I can’t make that scene, but I hope to find time and headspace to dig into these three sets. In that interest, more to come. For now:
Some further details from the press release:
“Ranging from a wild reinvention of post-Wagnerian opera—Trillium J (The Non-Unconfessionables)—to a heartfelt tribute to an improvisatory hero—Quintet (Tristano) 2014—to a multi-dimensional, fully immersive electro-acoustic sound environment—3 Compositions (EEMHM) 2011—each of the three projects offers a different component of Braxton’s constantly evolving vision, and each challenges the listener (or “friendly experiencer,” in Braxton terminology) to experience music as an active participant rather than a passive spectator.”
Trillium J (The Non-Unconfessionables)captures the premiere of Braxton’s latest four-act opera in a high-definition video documenting the multimedia performance at Roulette in Brooklyn on April 19, 2014 and a four-CD studio recording made the following week. Featuring an all-star cast of twelve vocalists, twelve improvising instrumental soloists and a thirty-seven piece orchestra, along with dancers, interactive video design, full costume and lighting, and moments ranging from a hoe-down square dance to a double-dutch jump-roping crew, Trillium J represents the most complete documentation yet of one of Braxton’s major operatic works. It is also the latest installment in Braxton’s ongoing Trillium Opera Complex System, an ambitious creative endeavor of 36 interlinked acts, comparable in scope to Wagner’s Ring Cycle or Stockhausen’s Licht.
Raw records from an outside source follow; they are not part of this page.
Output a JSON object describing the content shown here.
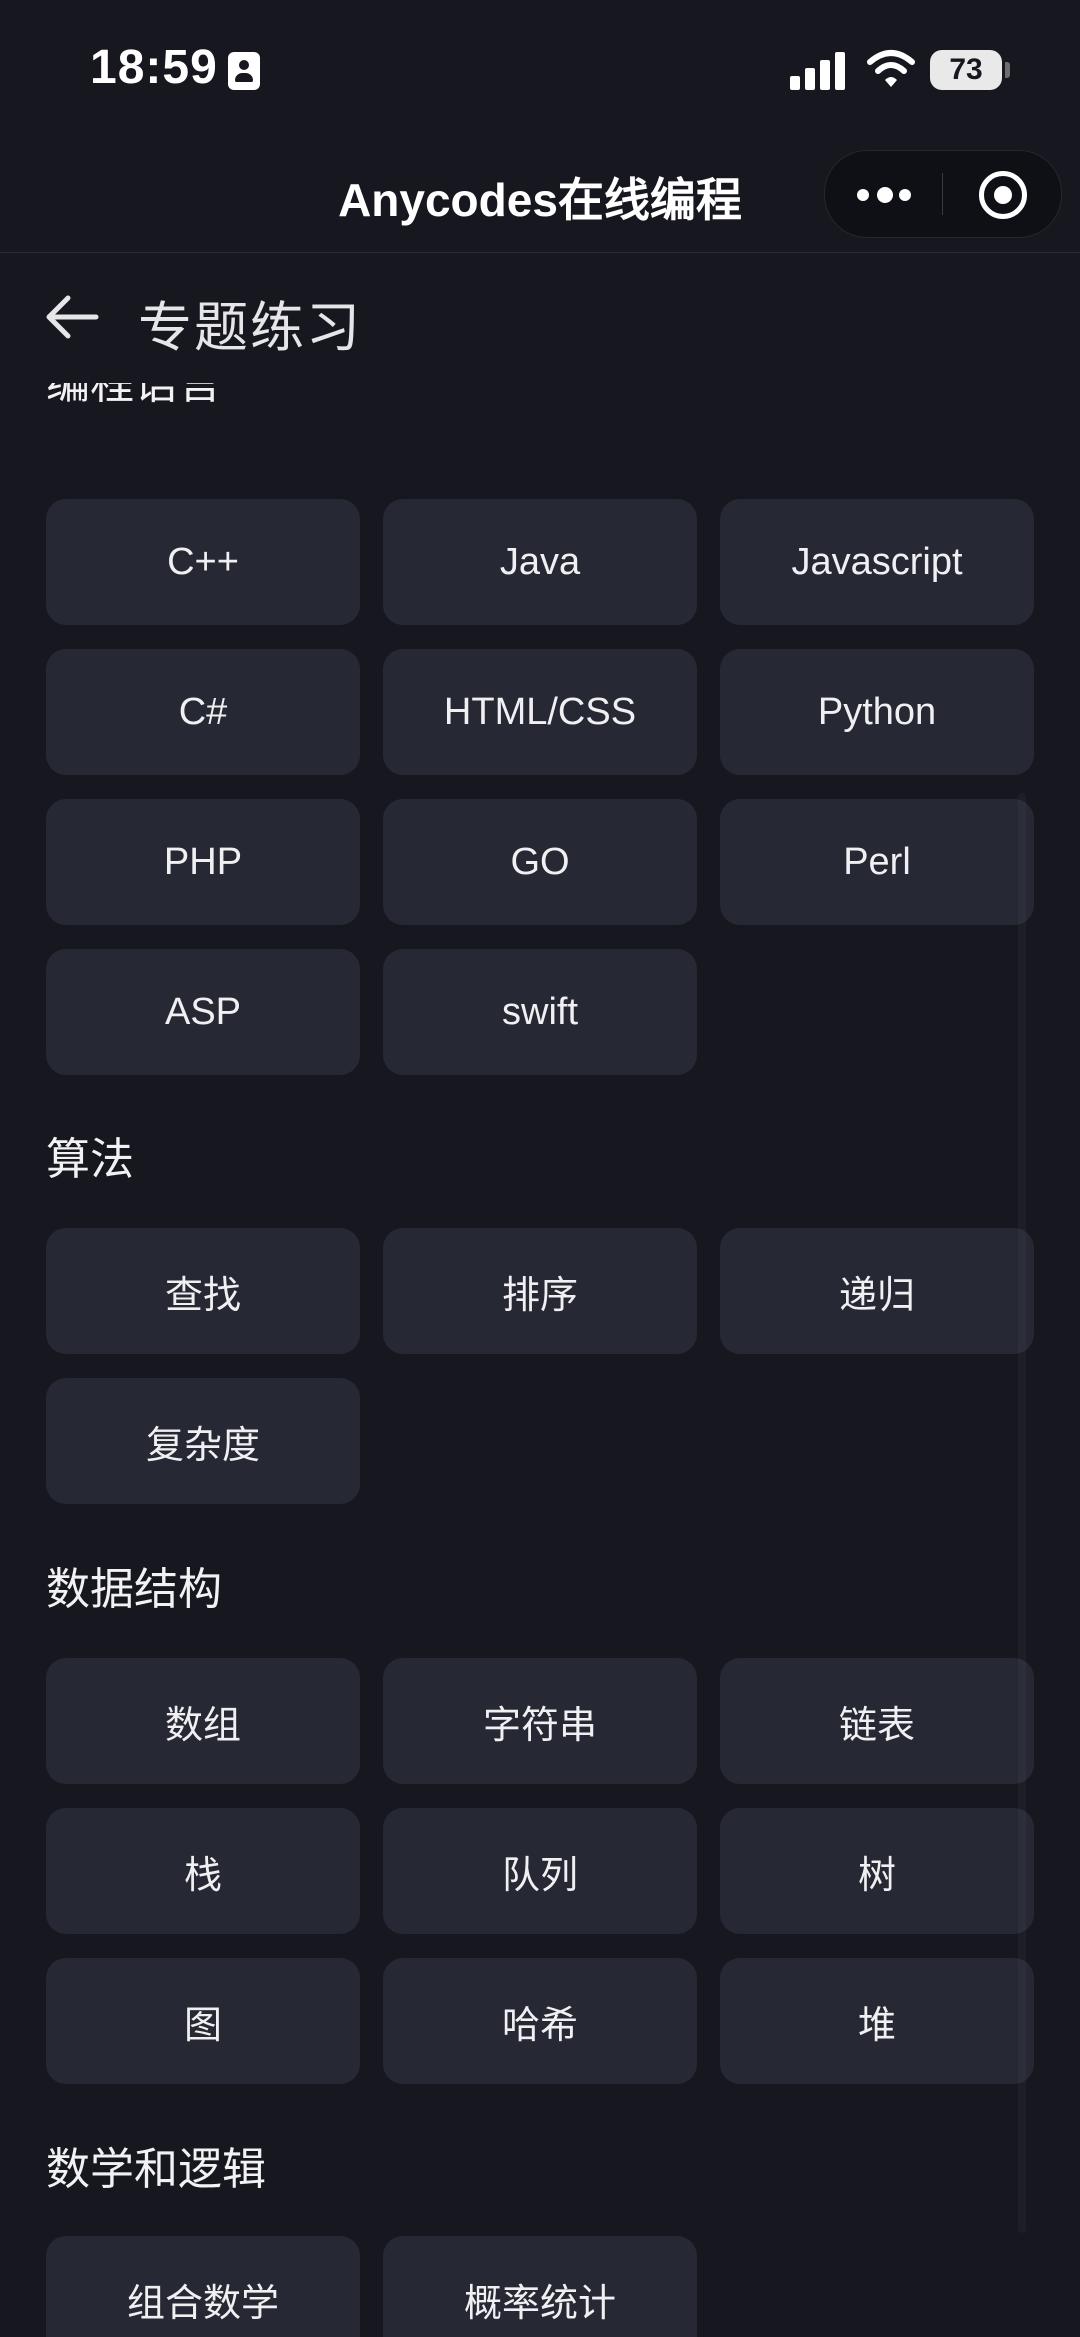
{
  "status_bar": {
    "time": "18:59",
    "battery": "73"
  },
  "title_bar": {
    "app_title": "Anycodes在线编程"
  },
  "header": {
    "title": "专题练习"
  },
  "sections": [
    {
      "title": "编程语言",
      "tags": [
        "C++",
        "Java",
        "Javascript",
        "C#",
        "HTML/CSS",
        "Python",
        "PHP",
        "GO",
        "Perl",
        "ASP",
        "swift"
      ]
    },
    {
      "title": "算法",
      "tags": [
        "查找",
        "排序",
        "递归",
        "复杂度"
      ]
    },
    {
      "title": "数据结构",
      "tags": [
        "数组",
        "字符串",
        "链表",
        "栈",
        "队列",
        "树",
        "图",
        "哈希",
        "堆"
      ]
    },
    {
      "title": "数学和逻辑",
      "tags": [
        "组合数学",
        "概率统计"
      ]
    }
  ]
}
On Quintet (Tristano) 2014, Braxton pays tribute to the music and creative community of one of his heroes: the pianist, composer and educator Lennie Tristano (1919–1978). Putting aside his usual saxophones, Braxton takes to the piano, joined by saxophonists Jackson Moore and Andre Vida, bassist Eivind Opsvik and drummer Mike Szekely. In an exhaustively comprehensive overview that covers not just Tristano’s music but the compositions of his colleagues and students like Warne Marsh, Lee Konitz, Sal Mosca and Connie Crothers, the quintet radically re-imagines Tristano’s melodies and structures, the same way Tristano and his peers radically re-imagined the melodies and harmonies of the American songbook tradition. As Kevin Whitehead writes in his liner notes, “None of Anthony’s tributes to jazz heroes have been as extensive as this delve into the works of Tristano and his circle…Time and again these recordings have an uncanny way of evoking the Tristano esthetic, then letting it dissolve into free space, sometimes to be reconstituted, sometimes not.”
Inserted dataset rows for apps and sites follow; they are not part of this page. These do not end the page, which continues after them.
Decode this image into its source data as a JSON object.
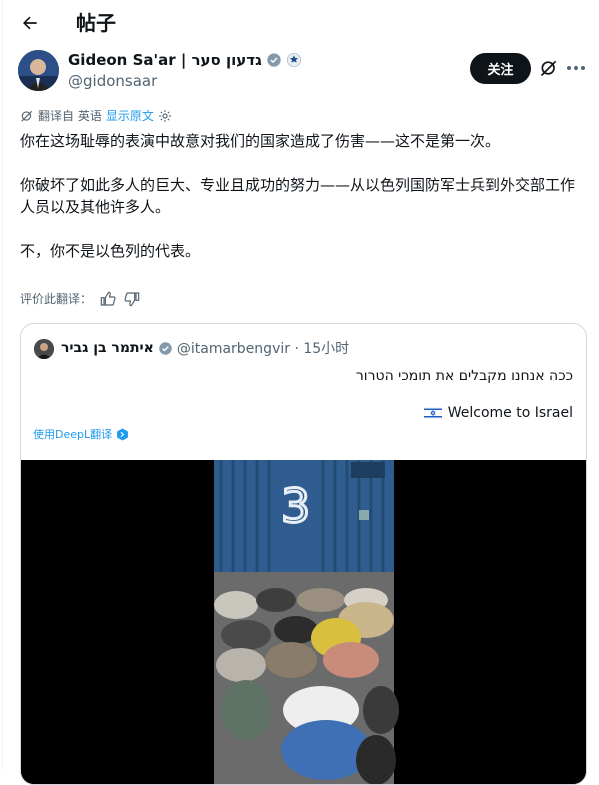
{
  "header": {
    "title": "帖子"
  },
  "author": {
    "name": "Gideon Sa'ar | גדעון סער",
    "handle": "@gidonsaar",
    "follow_label": "关注"
  },
  "translation": {
    "from_label": "翻译自 英语",
    "show_original_label": "显示原文"
  },
  "post": {
    "paragraphs": [
      "你在这场耻辱的表演中故意对我们的国家造成了伤害——这不是第一次。",
      "你破坏了如此多人的巨大、专业且成功的努力——从以色列国防军士兵到外交部工作人员以及其他许多人。",
      "不，你不是以色列的代表。"
    ],
    "rate_label": "评价此翻译："
  },
  "quote": {
    "name": "איתמר בן גביר",
    "handle_time": "@itamarbengvir · 15小时",
    "hebrew_text": "ככה אנחנו מקבלים את תומכי הטרור",
    "welcome_text": "Welcome to Israel",
    "deepl_label": "使用DeepL翻译",
    "container_number": "3"
  },
  "colors": {
    "accent": "#1d9bf0",
    "text": "#0f1419",
    "muted": "#536471",
    "follow_bg": "#0f1419",
    "border": "#cfd9de",
    "container_blue": "#2f5d8f"
  },
  "icons": [
    "back-arrow-icon",
    "verified-badge-icon",
    "affiliate-badge-icon",
    "grok-icon",
    "more-icon",
    "translate-icon",
    "settings-icon",
    "thumbs-up-icon",
    "thumbs-down-icon",
    "israel-flag-icon",
    "deepl-icon"
  ]
}
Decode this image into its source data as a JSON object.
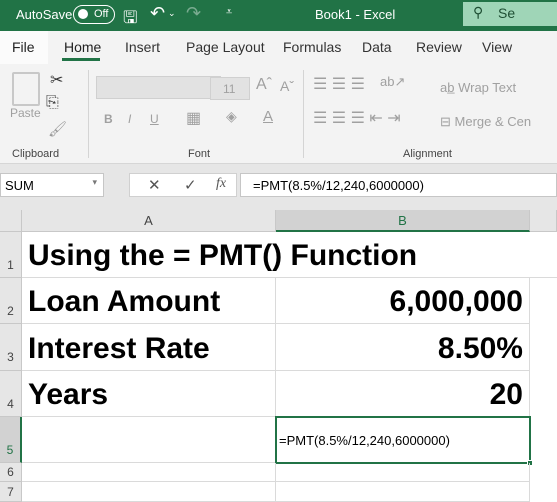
{
  "titlebar": {
    "autosave_label": "AutoSave",
    "autosave_state": "Off",
    "title": "Book1  -  Excel",
    "search": "Se"
  },
  "tabs": [
    "File",
    "Home",
    "Insert",
    "Page Layout",
    "Formulas",
    "Data",
    "Review",
    "View"
  ],
  "active_tab": "Home",
  "ribbon": {
    "paste": "Paste",
    "font_size": "11",
    "wrap_text": "Wrap Text",
    "merge": "Merge & Cen",
    "groups": [
      "Clipboard",
      "Font",
      "Alignment"
    ]
  },
  "formula_bar": {
    "name_box": "SUM",
    "formula": "=PMT(8.5%/12,240,6000000)"
  },
  "sheet": {
    "columns": [
      "A",
      "B"
    ],
    "rows": [
      "1",
      "2",
      "3",
      "4",
      "5",
      "6",
      "7"
    ],
    "cells": {
      "A1": "Using the = PMT() Function",
      "A2": "Loan Amount",
      "B2": "6,000,000",
      "A3": "Interest Rate",
      "B3": "8.50%",
      "A4": "Years",
      "B4": "20",
      "B5": "=PMT(8.5%/12,240,6000000)"
    }
  },
  "colors": {
    "accent": "#217346"
  }
}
3 Compositions (EEMHM) 2011 features the first studio recordings of Braxton’s Echo Echo Mirror House Music—the latest conceptual innovation in Braxton’s five-decade career. With his Ghost Trance Music, Braxton created a framework for his musicians to freely explore his entire compositional output in each concert; with his Diamond Curtain Wall music, he brought his own interactive electronics into his improvisational palette. Now with Echo Echo Mirror House Music, Anthony Braxton brings these ideas to the next level. In this ensemble of longtime collaborators, all the musicians wield iPods in addition to their instruments, while navigating scores that combine cartography and evocative graphic notation, creating a musical tapestry combining live performance and sampled sound from Braxton’s extensive recorded discography. Impeccably recorded at Firehouse 12’s state-of-the-art studio, the music is available in two formats: a traditional three-CD box set and a 5.1 Surround Sound audiophile Blu-ray disc.